Data entries

=== Section Start ===

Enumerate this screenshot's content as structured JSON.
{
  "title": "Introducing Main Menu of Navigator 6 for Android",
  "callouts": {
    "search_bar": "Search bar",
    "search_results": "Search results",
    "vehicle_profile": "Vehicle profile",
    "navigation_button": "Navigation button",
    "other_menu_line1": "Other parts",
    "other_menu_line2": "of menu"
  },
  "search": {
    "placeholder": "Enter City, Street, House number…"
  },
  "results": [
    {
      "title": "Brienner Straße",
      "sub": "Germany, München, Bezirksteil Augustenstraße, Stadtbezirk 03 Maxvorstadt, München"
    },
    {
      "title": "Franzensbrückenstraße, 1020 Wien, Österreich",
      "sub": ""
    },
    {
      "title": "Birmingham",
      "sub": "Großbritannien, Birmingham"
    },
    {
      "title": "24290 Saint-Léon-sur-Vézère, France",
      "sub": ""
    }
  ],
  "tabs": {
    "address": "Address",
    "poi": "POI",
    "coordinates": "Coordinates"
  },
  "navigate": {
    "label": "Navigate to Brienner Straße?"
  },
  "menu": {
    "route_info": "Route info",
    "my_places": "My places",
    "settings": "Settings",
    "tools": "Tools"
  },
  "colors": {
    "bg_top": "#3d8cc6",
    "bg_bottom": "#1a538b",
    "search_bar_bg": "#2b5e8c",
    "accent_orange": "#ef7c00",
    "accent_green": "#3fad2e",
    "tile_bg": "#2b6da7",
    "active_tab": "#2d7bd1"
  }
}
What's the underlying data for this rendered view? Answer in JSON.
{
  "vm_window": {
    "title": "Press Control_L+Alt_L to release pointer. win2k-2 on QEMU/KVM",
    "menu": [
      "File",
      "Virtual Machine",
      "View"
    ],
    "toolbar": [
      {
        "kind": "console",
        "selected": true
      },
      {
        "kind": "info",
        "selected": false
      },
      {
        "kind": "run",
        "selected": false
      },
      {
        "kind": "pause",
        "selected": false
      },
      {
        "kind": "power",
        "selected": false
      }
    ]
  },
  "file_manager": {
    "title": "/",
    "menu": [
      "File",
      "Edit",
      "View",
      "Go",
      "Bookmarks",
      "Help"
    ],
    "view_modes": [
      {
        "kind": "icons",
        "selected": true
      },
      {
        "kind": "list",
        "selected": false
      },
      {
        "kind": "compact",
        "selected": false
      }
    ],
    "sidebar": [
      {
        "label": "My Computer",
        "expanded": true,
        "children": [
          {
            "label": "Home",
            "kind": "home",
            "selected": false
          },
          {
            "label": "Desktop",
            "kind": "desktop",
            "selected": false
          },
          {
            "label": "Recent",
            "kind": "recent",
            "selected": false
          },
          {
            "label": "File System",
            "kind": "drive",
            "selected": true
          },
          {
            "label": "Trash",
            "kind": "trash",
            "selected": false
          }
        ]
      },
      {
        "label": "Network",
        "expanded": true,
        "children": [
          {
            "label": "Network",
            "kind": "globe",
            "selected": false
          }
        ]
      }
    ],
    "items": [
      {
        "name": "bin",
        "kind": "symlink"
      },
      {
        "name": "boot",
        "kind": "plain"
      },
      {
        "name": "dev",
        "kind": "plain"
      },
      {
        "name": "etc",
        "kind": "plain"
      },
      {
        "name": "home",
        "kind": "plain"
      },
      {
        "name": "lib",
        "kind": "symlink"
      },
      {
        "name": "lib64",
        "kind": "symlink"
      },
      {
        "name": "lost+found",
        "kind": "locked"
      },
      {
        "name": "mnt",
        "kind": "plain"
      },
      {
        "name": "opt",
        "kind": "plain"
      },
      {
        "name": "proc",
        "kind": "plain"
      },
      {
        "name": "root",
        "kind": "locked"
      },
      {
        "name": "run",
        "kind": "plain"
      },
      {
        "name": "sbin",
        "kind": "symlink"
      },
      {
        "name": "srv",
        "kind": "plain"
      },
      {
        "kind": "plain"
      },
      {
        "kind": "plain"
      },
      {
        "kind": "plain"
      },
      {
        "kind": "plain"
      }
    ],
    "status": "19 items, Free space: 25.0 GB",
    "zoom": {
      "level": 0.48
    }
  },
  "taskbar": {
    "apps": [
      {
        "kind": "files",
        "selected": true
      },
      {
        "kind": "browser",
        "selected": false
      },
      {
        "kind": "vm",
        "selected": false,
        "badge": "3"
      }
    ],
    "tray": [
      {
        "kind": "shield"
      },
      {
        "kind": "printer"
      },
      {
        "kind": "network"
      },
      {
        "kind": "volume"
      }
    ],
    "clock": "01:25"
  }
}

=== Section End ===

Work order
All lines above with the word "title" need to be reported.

Reply to the exercise
  "title": "Introducing Main Menu of Navigator 6 for Android",
      "title": "Brienner Straße",
      "title": "Franzensbrückenstraße, 1020 Wien, Österreich",
      "title": "Birmingham",
      "title": "24290 Saint-Léon-sur-Vézère, France",
    "title": "Press Control_L+Alt_L to release pointer. win2k-2 on QEMU/KVM",
    "title": "/",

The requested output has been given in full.